What does the latest budget mean for SMEs?

Business measures at the heart of Chancellor George Osborne’s latest budget delivery included help for exporters and tax-breaks designed to put wind in the sails of manufacturers.

“We need our businesses to export more, build more, invest more and manufacture more,” Osborne said. But was it enough for SMEs? And will they have time to reap the benefits before the next general election?

More exports to growth markets

Three years ago, George Osborne declared a “march of the makers” calling upon manufacturers, many of whom are SMEs, to start exporting more to high growth markets like China, India and Brazil.

He’s paved the way for this to happen in his latest budget delivery by doubling the amount provided for export finance to £3 billion. He’s also slashed the interest charged on this support by a third.

While this comes as good news for SMEs, a big challenge still lays ahead – specifically with access to finance and funding as banks still show a reluctance to lend to these types of businesses.

More cash back

It is welcome news that the rate for SMEs research and development tax credit will rise to 14.5% from 11%. This means a greater amount of cash back in relation to qualifying research and development outlay – a big help for SMEs as many will often post losses during their early years.
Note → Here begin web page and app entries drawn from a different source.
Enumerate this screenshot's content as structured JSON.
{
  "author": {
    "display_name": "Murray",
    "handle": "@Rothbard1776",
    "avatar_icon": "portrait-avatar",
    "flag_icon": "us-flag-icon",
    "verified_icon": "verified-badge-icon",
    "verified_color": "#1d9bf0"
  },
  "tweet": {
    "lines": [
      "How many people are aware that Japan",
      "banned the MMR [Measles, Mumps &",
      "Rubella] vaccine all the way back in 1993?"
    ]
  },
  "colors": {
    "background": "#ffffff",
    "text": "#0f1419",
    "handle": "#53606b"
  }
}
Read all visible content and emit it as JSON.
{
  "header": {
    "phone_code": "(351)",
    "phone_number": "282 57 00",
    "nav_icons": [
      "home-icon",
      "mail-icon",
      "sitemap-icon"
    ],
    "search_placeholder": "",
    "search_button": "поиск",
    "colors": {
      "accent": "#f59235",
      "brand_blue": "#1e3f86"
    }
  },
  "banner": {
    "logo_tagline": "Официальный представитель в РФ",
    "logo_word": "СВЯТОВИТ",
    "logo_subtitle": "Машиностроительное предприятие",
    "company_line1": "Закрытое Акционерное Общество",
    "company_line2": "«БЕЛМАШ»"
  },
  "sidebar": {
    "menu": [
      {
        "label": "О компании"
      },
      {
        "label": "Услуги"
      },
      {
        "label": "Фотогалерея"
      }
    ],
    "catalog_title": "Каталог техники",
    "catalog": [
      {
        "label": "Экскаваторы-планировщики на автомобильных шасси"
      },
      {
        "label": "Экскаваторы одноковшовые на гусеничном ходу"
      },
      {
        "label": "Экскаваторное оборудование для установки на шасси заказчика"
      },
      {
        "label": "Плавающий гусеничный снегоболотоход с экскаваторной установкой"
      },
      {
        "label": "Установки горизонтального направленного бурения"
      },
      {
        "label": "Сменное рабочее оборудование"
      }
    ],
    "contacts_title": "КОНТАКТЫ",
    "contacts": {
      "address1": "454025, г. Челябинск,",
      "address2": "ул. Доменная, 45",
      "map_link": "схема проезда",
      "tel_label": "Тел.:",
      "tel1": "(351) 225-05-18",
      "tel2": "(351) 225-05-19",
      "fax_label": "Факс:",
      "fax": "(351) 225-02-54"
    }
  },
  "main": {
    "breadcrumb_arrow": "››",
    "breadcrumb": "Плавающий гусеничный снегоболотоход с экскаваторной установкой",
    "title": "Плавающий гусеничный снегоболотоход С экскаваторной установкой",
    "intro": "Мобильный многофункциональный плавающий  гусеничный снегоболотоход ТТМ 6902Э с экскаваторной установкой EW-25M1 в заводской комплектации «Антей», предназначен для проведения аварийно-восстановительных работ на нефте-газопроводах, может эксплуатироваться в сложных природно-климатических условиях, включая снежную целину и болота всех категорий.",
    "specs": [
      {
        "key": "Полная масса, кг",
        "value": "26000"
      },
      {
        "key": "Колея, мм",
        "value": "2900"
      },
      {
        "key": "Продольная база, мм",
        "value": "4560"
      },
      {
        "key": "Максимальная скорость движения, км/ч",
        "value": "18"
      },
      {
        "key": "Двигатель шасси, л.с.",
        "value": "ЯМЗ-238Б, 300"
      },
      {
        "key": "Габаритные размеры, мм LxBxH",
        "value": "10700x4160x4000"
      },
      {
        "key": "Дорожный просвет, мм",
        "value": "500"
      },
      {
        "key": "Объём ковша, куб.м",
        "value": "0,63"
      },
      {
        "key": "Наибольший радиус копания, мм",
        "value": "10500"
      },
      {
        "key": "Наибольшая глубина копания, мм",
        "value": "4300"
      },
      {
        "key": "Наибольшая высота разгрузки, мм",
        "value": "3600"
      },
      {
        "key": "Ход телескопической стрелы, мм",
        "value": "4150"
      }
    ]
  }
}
More allowances

The chancellor has also doubled the annual investment allowance from £250,000 to £500,000 and extended it until the end of 2015. On the surface, this would appear to be a positive move for SMEs but while it allows for businesses to plan infrastructure projects with confidence, for the vast majority, the temporary doubling could create confusion.

There’s an uncertainty as to what will happen when the temporary enhanced limited ends in 2015. Furthermore it will only be relevant to SMEs with the surplus cash available to make such an investment; bringing us back to the difficulty surrounding borrowing money.

More efficiency

Osborne has also promised to cut business energy costs by £7 billion; something which will be welcomed in particular by SMEs operating in the food and drink sector – Britain’s largest manufacturing industry.

It aims to reward those who invest in energy efficient technologies, but will the reward be enough to keep Britain’s economic recovery on track? And will it keep the Conservatives in power by the end of 2015?